Plays of this period always rely heavily on the telephone, and in this case mainly on Sheila. She handled these difficult passages brilliantly, making what could have been a tedious scene hilariously funny. (I must mention here that she was never let down by the sound effects - often a very real hazard).

Davina Foster's performance was well sustained throughout. She has to hold the first scene and this she managed well, bringing a lightness of touch and a variety of pace to her part. She was well supported by Chris Lawn as Jimmy, whose excellent timing ensured that he got all of his laughs. As the play developed, so did his portrayal of a much-tried husband, and his scene with Jane at the end was good.

Claire McCabe was a rather young and inexperienced Jane. She did not have the assurance that a girl of her social standing, who had undoubtedly been through finishing schools, would have had. Nor did she appear to be the 'horsey' type that was hinted at in the script. This is a difficult part for a 'debutante' actress. She needs to learn more acting technique although the later scenes with her father and David, which rely on sincerity, were more relaxed. She is an attractive, promising young actress who will gain in confidence.

Mabel and her daughter, Clarissa, were both convincing. Here, too, a talented actress, Jackie Lawn got the most out of the situations and her facial expressions always let us know what was going on in her mind. Lauren McKinnon as Clarissa brought out the agonies of adolescence and the awfulness of having a mother like Mabel. Her lack of acting experience was not such a handicap in this part.

The two young men were well matched. Andy Howell as David Bulloch handled his scenes well, especially when in his full regimental splendour, making this one of the funniest scenes in the play. His stiff bearing and his desperate attempts to make conversation contrasted well with the 'other' David, played by Charles Watts, who, if not exactly the smooth, sophisticated roue we were led to expect, came across as a pleasant, well-mannered young man. The sudden improvement in his social status, which made him acceptable, was well suggested in a modest way.

Another convention always followed in plays if this type is the inclusion of a maid - a very thankless part. Elizabeth Stokes had very little chance to develop a character but she made her mark!

The last word, of course, was from Sheila, with one of her inevitable telephone calls rounding off the evening; 'Seven thirty - well, till then.' I should have liked to see her reaction!

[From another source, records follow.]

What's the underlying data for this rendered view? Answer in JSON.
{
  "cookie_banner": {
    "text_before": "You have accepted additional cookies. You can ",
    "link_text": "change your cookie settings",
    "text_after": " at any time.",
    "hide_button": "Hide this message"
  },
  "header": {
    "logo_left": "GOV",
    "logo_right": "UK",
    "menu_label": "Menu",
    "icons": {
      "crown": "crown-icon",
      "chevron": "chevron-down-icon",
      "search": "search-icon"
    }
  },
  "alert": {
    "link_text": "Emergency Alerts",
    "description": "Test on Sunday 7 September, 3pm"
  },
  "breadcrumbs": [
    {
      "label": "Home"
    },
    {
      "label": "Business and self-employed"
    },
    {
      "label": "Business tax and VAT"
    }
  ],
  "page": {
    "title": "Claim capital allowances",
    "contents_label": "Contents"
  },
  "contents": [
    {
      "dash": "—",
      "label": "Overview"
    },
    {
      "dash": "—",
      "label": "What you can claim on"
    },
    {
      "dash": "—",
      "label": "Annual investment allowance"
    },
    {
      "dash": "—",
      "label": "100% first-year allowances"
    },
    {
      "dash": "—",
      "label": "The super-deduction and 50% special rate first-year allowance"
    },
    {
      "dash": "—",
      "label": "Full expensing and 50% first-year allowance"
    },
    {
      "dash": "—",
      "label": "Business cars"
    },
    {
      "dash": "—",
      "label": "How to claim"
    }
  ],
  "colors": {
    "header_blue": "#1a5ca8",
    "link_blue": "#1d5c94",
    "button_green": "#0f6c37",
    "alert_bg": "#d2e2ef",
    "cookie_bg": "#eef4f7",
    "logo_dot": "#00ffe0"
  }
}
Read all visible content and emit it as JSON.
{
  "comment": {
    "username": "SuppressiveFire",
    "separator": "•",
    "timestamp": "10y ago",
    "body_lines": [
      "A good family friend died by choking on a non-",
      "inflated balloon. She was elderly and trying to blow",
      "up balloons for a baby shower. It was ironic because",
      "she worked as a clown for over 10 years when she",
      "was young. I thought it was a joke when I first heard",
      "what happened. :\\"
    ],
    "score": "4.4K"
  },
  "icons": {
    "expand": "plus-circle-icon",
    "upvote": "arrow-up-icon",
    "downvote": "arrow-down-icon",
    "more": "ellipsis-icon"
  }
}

There was a lot to enjoy in this production by Graham Kilner, and the audience certainly made the most of it.

Jean Jolly taught English for many years at Simon Balle School. She has directed plays for both Ware Dramatic Society and Hertford Dramatic and Operatic Society.